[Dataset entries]
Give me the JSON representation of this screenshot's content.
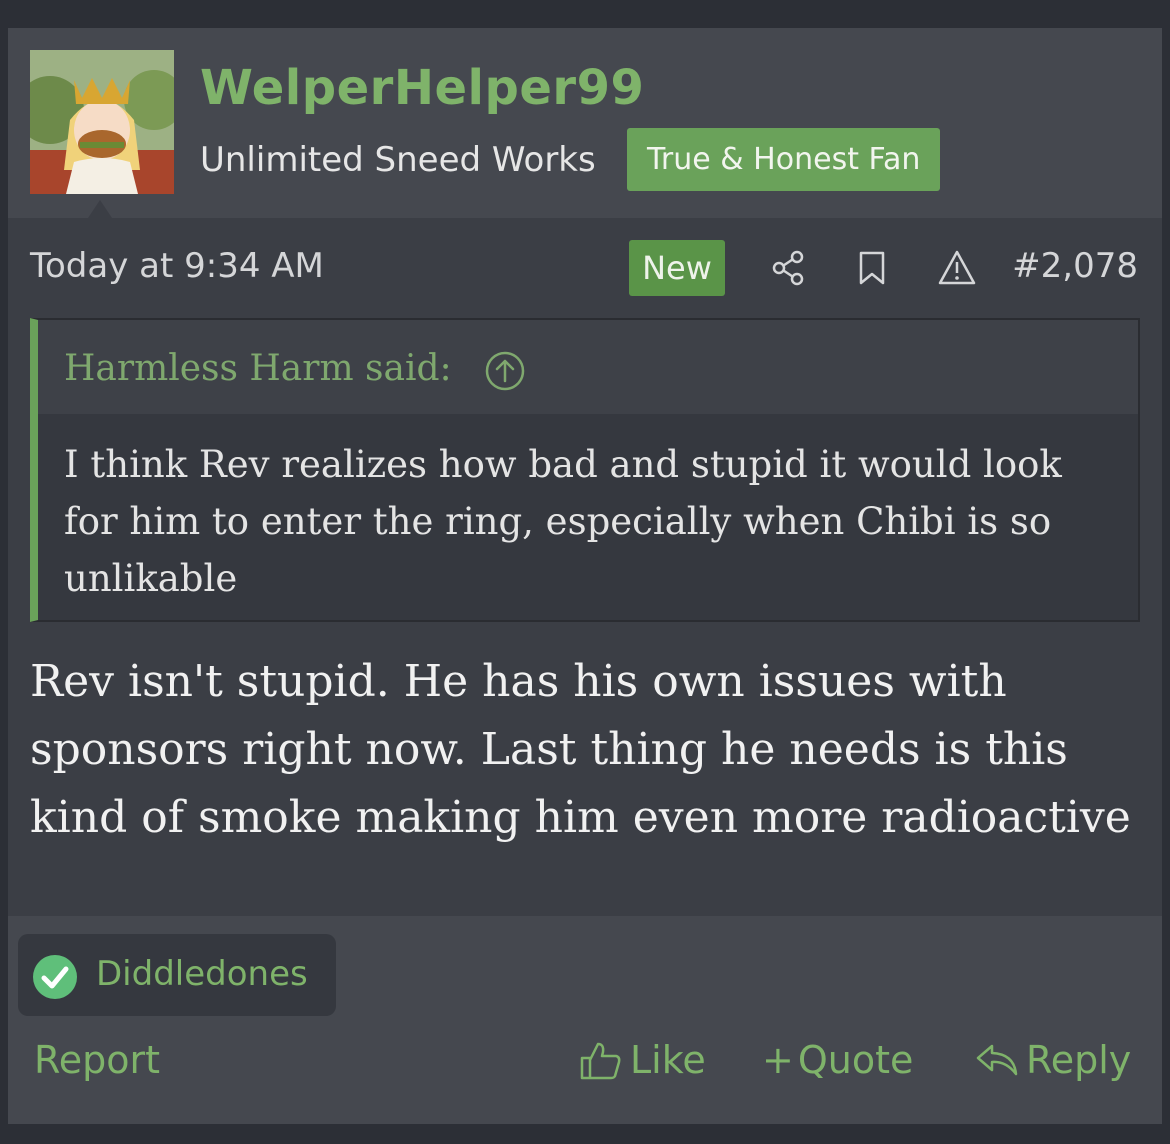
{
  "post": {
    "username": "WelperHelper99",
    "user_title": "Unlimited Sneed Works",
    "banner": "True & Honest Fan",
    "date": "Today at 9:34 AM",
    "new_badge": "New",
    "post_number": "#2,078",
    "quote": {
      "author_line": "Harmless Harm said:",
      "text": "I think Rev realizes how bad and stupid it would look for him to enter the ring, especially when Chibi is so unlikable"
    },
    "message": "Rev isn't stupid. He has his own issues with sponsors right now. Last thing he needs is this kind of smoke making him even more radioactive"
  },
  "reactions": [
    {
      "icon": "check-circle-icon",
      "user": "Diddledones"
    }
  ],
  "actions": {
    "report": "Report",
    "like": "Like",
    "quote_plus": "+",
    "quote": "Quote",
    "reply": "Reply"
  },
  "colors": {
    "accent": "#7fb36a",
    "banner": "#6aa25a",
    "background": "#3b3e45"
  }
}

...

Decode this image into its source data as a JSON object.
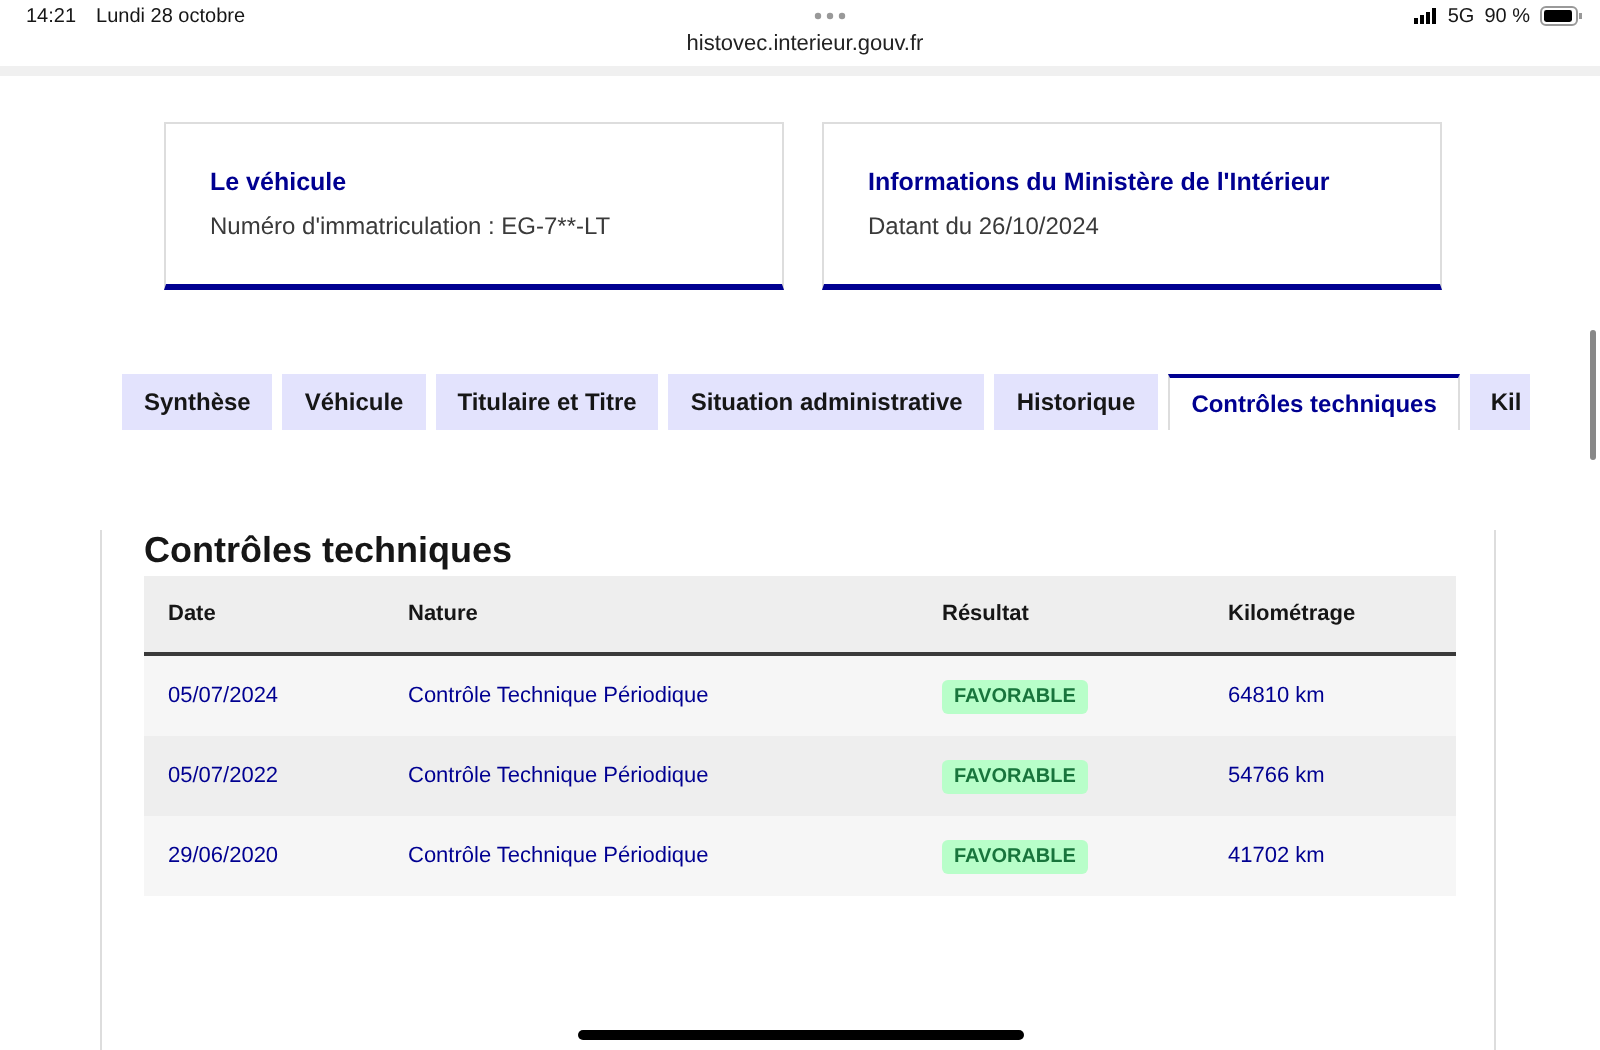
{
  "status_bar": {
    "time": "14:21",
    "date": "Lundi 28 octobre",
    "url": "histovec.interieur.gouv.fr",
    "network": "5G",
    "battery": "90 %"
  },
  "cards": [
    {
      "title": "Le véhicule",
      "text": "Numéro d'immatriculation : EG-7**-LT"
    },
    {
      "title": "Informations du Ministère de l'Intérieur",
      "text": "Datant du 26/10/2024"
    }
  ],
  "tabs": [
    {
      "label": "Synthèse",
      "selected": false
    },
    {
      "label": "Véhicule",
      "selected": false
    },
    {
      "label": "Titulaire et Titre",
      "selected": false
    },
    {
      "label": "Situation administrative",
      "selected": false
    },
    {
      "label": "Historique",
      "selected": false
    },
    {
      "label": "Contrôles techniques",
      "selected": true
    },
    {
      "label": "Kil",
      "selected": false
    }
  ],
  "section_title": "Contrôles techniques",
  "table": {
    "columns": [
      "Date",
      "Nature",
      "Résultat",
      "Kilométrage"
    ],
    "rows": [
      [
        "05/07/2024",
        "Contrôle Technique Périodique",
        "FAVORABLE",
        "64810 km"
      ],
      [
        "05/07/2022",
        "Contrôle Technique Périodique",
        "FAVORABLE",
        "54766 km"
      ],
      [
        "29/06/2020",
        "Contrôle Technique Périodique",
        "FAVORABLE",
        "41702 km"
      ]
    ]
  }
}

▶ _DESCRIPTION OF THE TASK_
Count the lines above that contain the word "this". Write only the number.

▶ _TASK OUTPUT_
3